Divorce can be a difficult, lengthy, expensive experience, but it doesn’t have to be. Divorce mediation offers an easier, cheaper way to go about ending a marriage, and in fact Arizona courts will require you to try mediation before you actually ever go to court. Here is everything you need to know about how divorce mediation works in Arizona.
What Does a Mediator Do?
Whether you use a court-appointed mediator or opt for a private mediator, the process is more or less the same. The mediator will review documentation, such as income and expenses, and discuss the issues with both parties to try to find out what you each want out of the divorce agreement. As you discuss back and forth, the mediator will act as a neutral go-between to help guide the negotiations. The end result is a divorce settlement that is fine tuned to both your and your ex’s needs, as both of you will have had a hand in drafting it.
Do We Have To Be in the Same Room?
Many people fear having to face their ex during divorce mediation. Not to worry, though; the mediators are experienced with this and realize the tension and emotion a face-to-face encounter would trigger. The mediator’s goal is to arrive at an agreement as quickly and easily as possible, so naturally they’ll want to minimize any conflict produced by a face-to-face meeting. Most likely you’ll be placed in separate rooms, each of you with your own attorney, with the mediator going back and forth between you. Don’t hesitate to let your attorney know if you absolutely do not want to be in the same room as your ex, though, and your attorney can make doubly certain it doesn’t happen.
What Are the Benefits of Mediation?

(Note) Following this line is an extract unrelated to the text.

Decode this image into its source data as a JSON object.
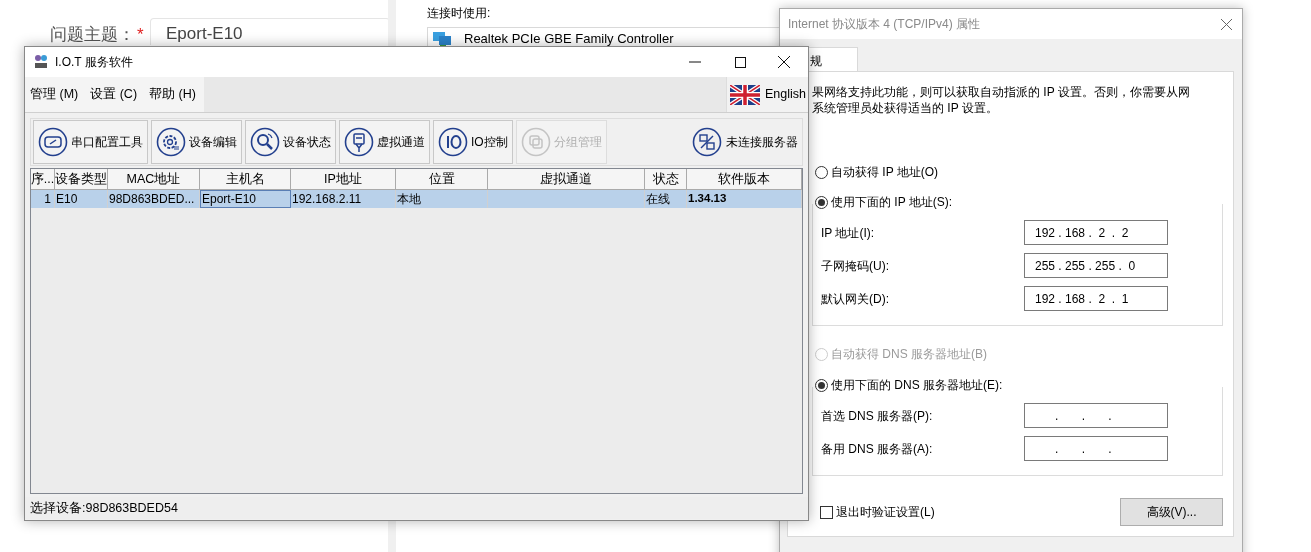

Divorce mediation may be required by the courts before you can move on to litigation, but there are actually a lot of good reasons why you should start with mediation. Mediation is less expensive than litigation, for one thing, but it can also produce a resolution much faster than taking the case to court. In addition, people are more likely to follow the terms of the divorce settlement willingly if they helped in the decision-making process, meaning less time spent in court trying to enforce the divorce agreement, too.
Do I Still Need a Lawyer?
While divorce mediation can help you arrive at a resolution faster and easier than going to court, it’s still important to have a lawyer. A lawyer can handle all communication with your ex, for starters, allowing you to avoid fighting that would muddy the negotiations. Your lawyer is also a legal expert who can ensure everything is done correctly and that you don’t get taken advantage of. A mediator is not a lawyer, and in any case, must remain neutral, so they can’t give you legal advice or represent your best interests.
What Happens If We Can’t Reach an Agreement?
If you are unable to come to an agreement with your ex while working with the mediator, you will have no choice but to take the case to court. Mediation arrives at a settlement in the majority of cases, but there are times when one or both parties are unwilling to negotiate, and the court needs to intervene.
Choosing the Right Attorney
Before you head into divorce mediation, it’s important to find an attorney you can trust to look out for your best interests. For more information about our practice or to meet with us to discuss your options, contact Simon Law Group, PLLC, today.